- [TASK OBJECTIVE] The records sit below this line. Repeat all of them exactly.

[Records drawn from a dataset]
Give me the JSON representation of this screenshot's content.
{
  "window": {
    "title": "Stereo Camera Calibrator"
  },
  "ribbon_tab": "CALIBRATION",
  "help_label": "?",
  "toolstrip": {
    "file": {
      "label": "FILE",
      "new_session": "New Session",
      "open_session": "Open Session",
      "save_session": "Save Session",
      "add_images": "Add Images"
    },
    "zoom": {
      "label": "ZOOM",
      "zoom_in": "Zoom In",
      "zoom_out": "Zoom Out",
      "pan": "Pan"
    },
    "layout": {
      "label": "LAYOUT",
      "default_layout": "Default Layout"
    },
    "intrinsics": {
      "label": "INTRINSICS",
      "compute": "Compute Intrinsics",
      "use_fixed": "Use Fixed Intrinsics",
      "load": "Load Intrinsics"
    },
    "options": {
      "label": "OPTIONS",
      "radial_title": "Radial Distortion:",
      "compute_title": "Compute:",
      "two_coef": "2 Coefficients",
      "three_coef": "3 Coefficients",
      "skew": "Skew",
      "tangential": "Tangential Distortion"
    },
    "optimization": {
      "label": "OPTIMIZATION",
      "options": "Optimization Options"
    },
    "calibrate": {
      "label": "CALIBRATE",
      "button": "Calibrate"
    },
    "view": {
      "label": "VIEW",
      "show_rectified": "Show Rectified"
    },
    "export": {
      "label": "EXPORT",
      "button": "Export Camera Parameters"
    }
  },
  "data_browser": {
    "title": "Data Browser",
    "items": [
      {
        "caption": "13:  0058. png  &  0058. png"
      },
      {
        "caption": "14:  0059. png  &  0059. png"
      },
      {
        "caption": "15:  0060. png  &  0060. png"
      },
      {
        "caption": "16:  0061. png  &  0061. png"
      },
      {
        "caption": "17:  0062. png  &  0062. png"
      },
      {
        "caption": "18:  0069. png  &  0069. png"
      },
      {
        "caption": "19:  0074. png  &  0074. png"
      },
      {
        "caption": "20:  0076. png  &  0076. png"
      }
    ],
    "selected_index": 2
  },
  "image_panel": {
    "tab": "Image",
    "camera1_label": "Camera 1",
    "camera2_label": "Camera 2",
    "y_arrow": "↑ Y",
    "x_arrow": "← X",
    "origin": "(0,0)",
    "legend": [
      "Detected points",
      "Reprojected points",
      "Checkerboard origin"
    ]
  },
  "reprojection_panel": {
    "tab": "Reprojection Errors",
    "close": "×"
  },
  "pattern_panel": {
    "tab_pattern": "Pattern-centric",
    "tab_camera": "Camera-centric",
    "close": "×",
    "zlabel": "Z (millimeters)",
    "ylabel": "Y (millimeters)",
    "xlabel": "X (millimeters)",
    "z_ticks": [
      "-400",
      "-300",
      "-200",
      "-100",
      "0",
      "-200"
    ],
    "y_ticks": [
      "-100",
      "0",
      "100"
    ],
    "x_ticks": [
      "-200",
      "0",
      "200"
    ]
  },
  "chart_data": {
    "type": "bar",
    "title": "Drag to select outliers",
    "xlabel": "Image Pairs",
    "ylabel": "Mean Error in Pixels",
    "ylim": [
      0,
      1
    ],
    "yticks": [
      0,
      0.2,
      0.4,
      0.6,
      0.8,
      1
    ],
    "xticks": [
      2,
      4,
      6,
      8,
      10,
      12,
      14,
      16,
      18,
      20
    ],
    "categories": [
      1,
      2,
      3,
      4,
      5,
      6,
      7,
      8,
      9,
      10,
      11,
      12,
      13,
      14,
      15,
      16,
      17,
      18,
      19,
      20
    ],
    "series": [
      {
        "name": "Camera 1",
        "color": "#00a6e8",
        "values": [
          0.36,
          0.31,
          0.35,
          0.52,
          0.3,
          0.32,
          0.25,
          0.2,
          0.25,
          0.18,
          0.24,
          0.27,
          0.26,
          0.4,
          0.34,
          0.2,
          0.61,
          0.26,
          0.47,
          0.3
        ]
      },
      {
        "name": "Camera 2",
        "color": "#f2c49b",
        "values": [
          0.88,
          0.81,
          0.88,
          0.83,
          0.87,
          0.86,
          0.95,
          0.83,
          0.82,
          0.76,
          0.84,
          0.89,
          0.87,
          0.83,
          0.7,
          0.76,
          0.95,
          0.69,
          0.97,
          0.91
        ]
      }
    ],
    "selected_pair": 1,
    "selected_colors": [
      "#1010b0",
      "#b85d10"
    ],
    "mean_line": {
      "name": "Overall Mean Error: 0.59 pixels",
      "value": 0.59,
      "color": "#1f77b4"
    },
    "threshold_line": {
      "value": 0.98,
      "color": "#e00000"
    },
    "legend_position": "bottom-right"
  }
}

- [RESPONSE FOR THIS EXERCISE]
Give me the JSON representation of this screenshot's content.
{
  "window": {
    "title": "Stereo Camera Calibrator"
  },
  "ribbon_tab": "CALIBRATION",
  "help_label": "?",
  "toolstrip": {
    "file": {
      "label": "FILE",
      "new_session": "New Session",
      "open_session": "Open Session",
      "save_session": "Save Session",
      "add_images": "Add Images"
    },
    "zoom": {
      "label": "ZOOM",
      "zoom_in": "Zoom In",
      "zoom_out": "Zoom Out",
      "pan": "Pan"
    },
    "layout": {
      "label": "LAYOUT",
      "default_layout": "Default Layout"
    },
    "intrinsics": {
      "label": "INTRINSICS",
      "compute": "Compute Intrinsics",
      "use_fixed": "Use Fixed Intrinsics",
      "load": "Load Intrinsics"
    },
    "options": {
      "label": "OPTIONS",
      "radial_title": "Radial Distortion:",
      "compute_title": "Compute:",
      "two_coef": "2 Coefficients",
      "three_coef": "3 Coefficients",
      "skew": "Skew",
      "tangential": "Tangential Distortion"
    },
    "optimization": {
      "label": "OPTIMIZATION",
      "options": "Optimization Options"
    },
    "calibrate": {
      "label": "CALIBRATE",
      "button": "Calibrate"
    },
    "view": {
      "label": "VIEW",
      "show_rectified": "Show Rectified"
    },
    "export": {
      "label": "EXPORT",
      "button": "Export Camera Parameters"
    }
  },
  "data_browser": {
    "title": "Data Browser",
    "items": [
      {
        "caption": "13:  0058. png  &  0058. png"
      },
      {
        "caption": "14:  0059. png  &  0059. png"
      },
      {
        "caption": "15:  0060. png  &  0060. png"
      },
      {
        "caption": "16:  0061. png  &  0061. png"
      },
      {
        "caption": "17:  0062. png  &  0062. png"
      },
      {
        "caption": "18:  0069. png  &  0069. png"
      },
      {
        "caption": "19:  0074. png  &  0074. png"
      },
      {
        "caption": "20:  0076. png  &  0076. png"
      }
    ],
    "selected_index": 2
  },
  "image_panel": {
    "tab": "Image",
    "camera1_label": "Camera 1",
    "camera2_label": "Camera 2",
    "y_arrow": "↑ Y",
    "x_arrow": "← X",
    "origin": "(0,0)",
    "legend": [
      "Detected points",
      "Reprojected points",
      "Checkerboard origin"
    ]
  },
  "reprojection_panel": {
    "tab": "Reprojection Errors",
    "close": "×"
  },
  "pattern_panel": {
    "tab_pattern": "Pattern-centric",
    "tab_camera": "Camera-centric",
    "close": "×",
    "zlabel": "Z (millimeters)",
    "ylabel": "Y (millimeters)",
    "xlabel": "X (millimeters)",
    "z_ticks": [
      "-400",
      "-300",
      "-200",
      "-100",
      "0",
      "-200"
    ],
    "y_ticks": [
      "-100",
      "0",
      "100"
    ],
    "x_ticks": [
      "-200",
      "0",
      "200"
    ]
  },
  "chart_data": {
    "type": "bar",
    "title": "Drag to select outliers",
    "xlabel": "Image Pairs",
    "ylabel": "Mean Error in Pixels",
    "ylim": [
      0,
      1
    ],
    "yticks": [
      0,
      0.2,
      0.4,
      0.6,
      0.8,
      1
    ],
    "xticks": [
      2,
      4,
      6,
      8,
      10,
      12,
      14,
      16,
      18,
      20
    ],
    "categories": [
      1,
      2,
      3,
      4,
      5,
      6,
      7,
      8,
      9,
      10,
      11,
      12,
      13,
      14,
      15,
      16,
      17,
      18,
      19,
      20
    ],
    "series": [
      {
        "name": "Camera 1",
        "color": "#00a6e8",
        "values": [
          0.36,
          0.31,
          0.35,
          0.52,
          0.3,
          0.32,
          0.25,
          0.2,
          0.25,
          0.18,
          0.24,
          0.27,
          0.26,
          0.4,
          0.34,
          0.2,
          0.61,
          0.26,
          0.47,
          0.3
        ]
      },
      {
        "name": "Camera 2",
        "color": "#f2c49b",
        "values": [
          0.88,
          0.81,
          0.88,
          0.83,
          0.87,
          0.86,
          0.95,
          0.83,
          0.82,
          0.76,
          0.84,
          0.89,
          0.87,
          0.83,
          0.7,
          0.76,
          0.95,
          0.69,
          0.97,
          0.91
        ]
      }
    ],
    "selected_pair": 1,
    "selected_colors": [
      "#1010b0",
      "#b85d10"
    ],
    "mean_line": {
      "name": "Overall Mean Error: 0.59 pixels",
      "value": 0.59,
      "color": "#1f77b4"
    },
    "threshold_line": {
      "value": 0.98,
      "color": "#e00000"
    },
    "legend_position": "bottom-right"
  }
}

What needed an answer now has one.